What to produce
In the entries below, tally the lines that contain the string "showings", then state that number alone.
[[ Data for processing, beginning ]]
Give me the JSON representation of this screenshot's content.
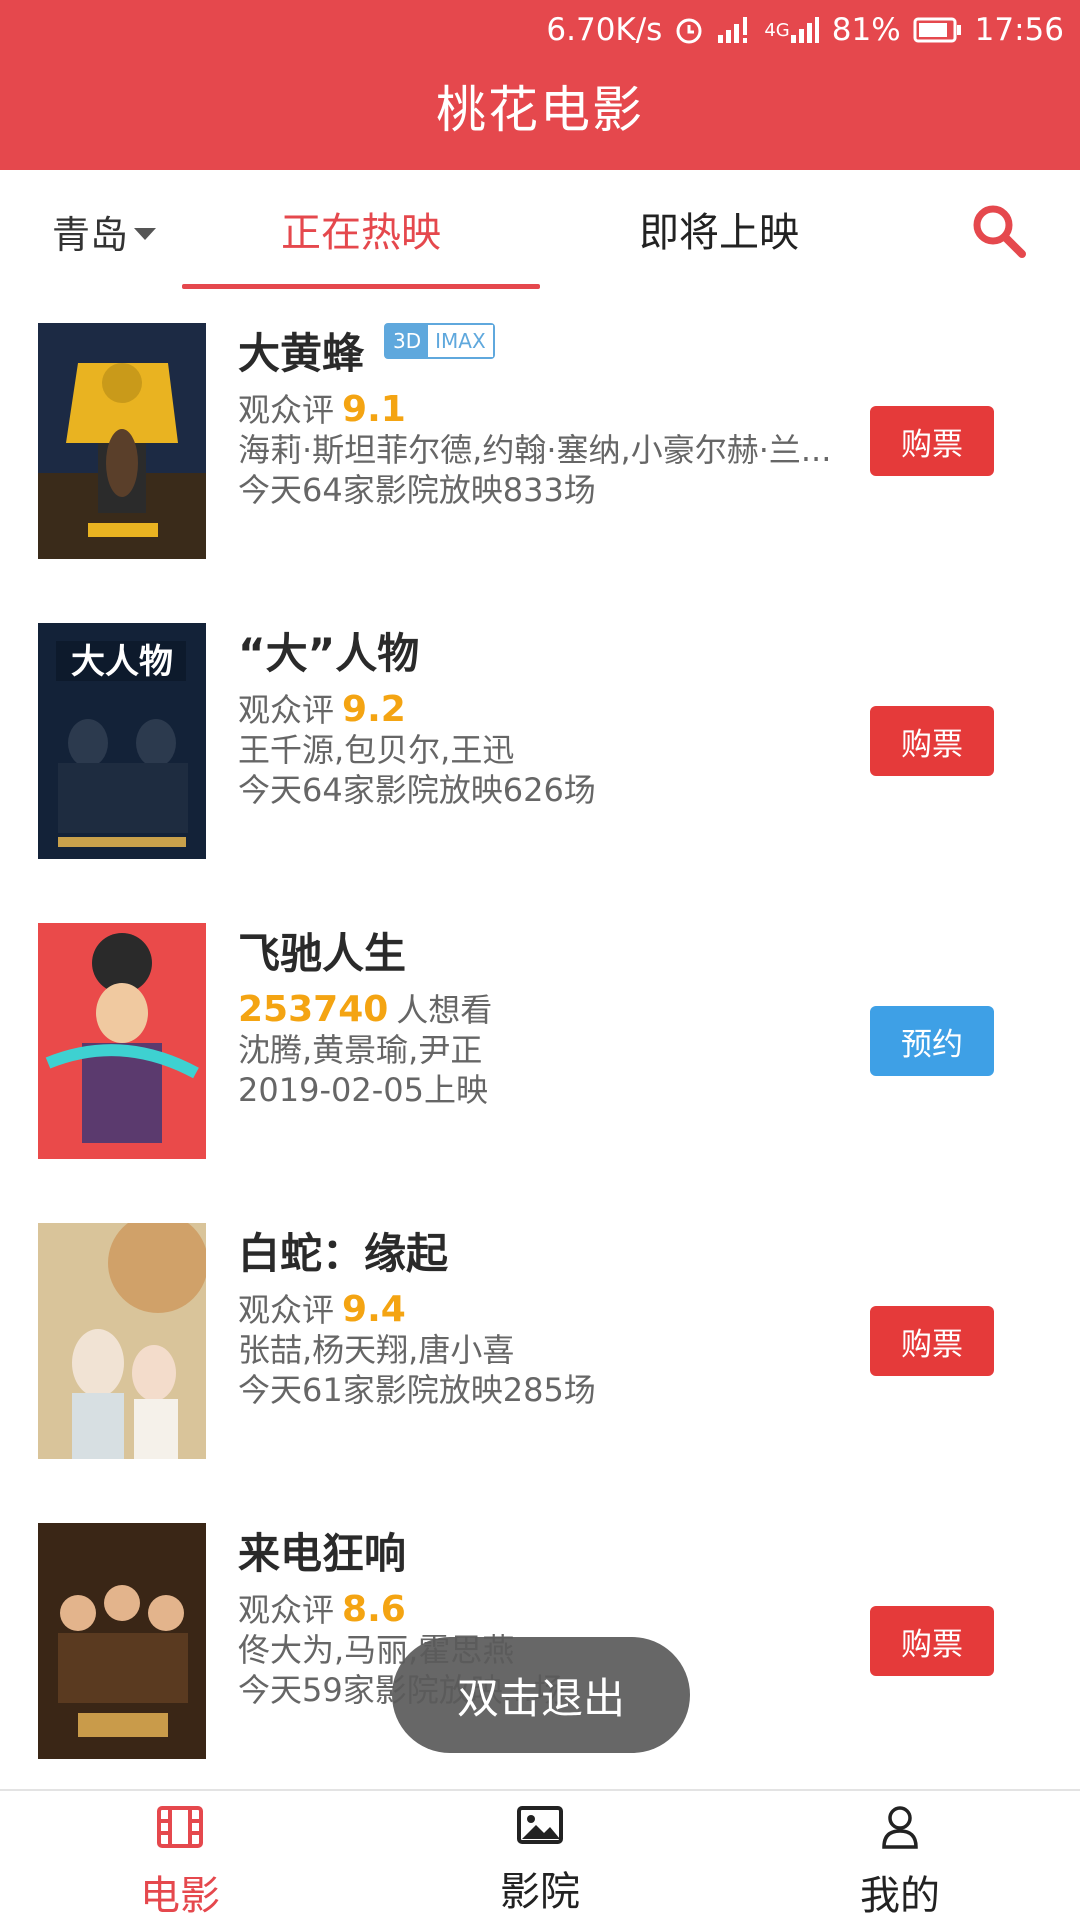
{
  "status_bar": {
    "network_speed": "6.70K/s",
    "battery": "81%",
    "time": "17:56",
    "network_type": "4G"
  },
  "header": {
    "title": "桃花电影"
  },
  "tabs": {
    "city": "青岛",
    "now_showing": "正在热映",
    "coming_soon": "即将上映"
  },
  "icons": {
    "search": "search-icon",
    "film": "film-icon",
    "picture": "picture-icon",
    "user": "user-icon",
    "alarm": "alarm-icon",
    "signal": "signal-icon",
    "battery": "battery-icon"
  },
  "colors": {
    "brand_red": "#e5484d",
    "buy_red": "#e53a3a",
    "reserve_blue": "#3ea0e6",
    "score_orange": "#f4a412"
  },
  "movies": [
    {
      "title": "大黄蜂",
      "tag_3d": "3D",
      "tag_imax": "IMAX",
      "rating_label": "观众评",
      "score": "9.1",
      "cast": "海莉·斯坦菲尔德,约翰·塞纳,小豪尔赫·兰...",
      "showings": "今天64家影院放映833场",
      "button": "购票"
    },
    {
      "title": "“大”人物",
      "rating_label": "观众评",
      "score": "9.2",
      "cast": "王千源,包贝尔,王迅",
      "showings": "今天64家影院放映626场",
      "button": "购票"
    },
    {
      "title": "飞驰人生",
      "want_count": "253740",
      "want_label": "人想看",
      "cast": "沈腾,黄景瑜,尹正",
      "release": "2019-02-05上映",
      "button": "预约"
    },
    {
      "title": "白蛇：缘起",
      "rating_label": "观众评",
      "score": "9.4",
      "cast": "张喆,杨天翔,唐小喜",
      "showings": "今天61家影院放映285场",
      "button": "购票"
    },
    {
      "title": "来电狂响",
      "rating_label": "观众评",
      "score": "8.6",
      "cast": "佟大为,马丽,霍思燕",
      "showings": "今天59家影院放映...场",
      "button": "购票"
    }
  ],
  "toast": "双击退出",
  "bottom_nav": {
    "movies": "电影",
    "cinemas": "影院",
    "mine": "我的"
  }
}
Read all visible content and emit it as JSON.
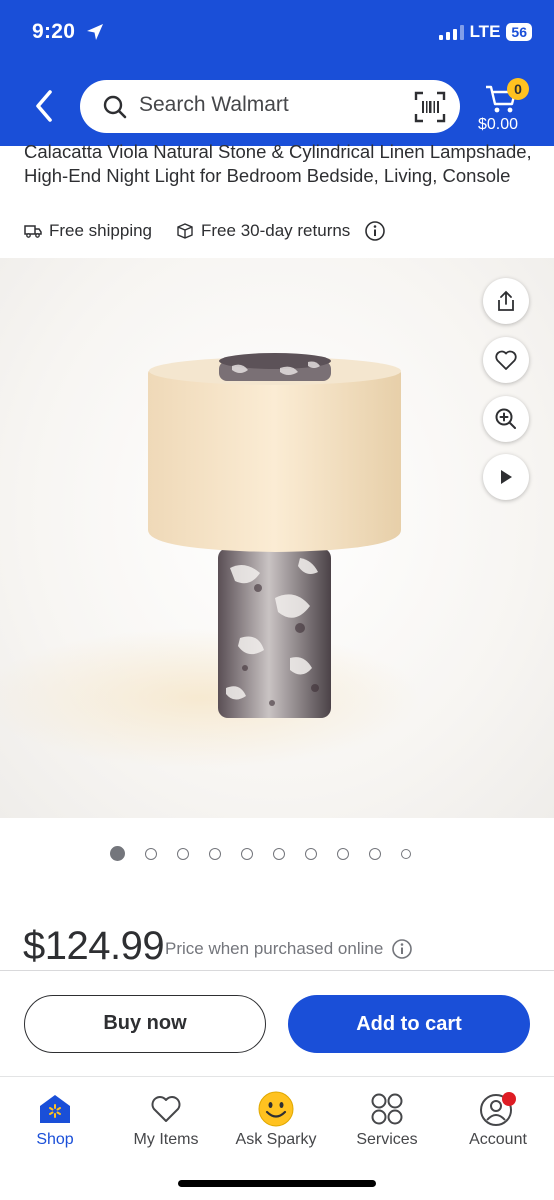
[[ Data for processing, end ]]
Answer section
4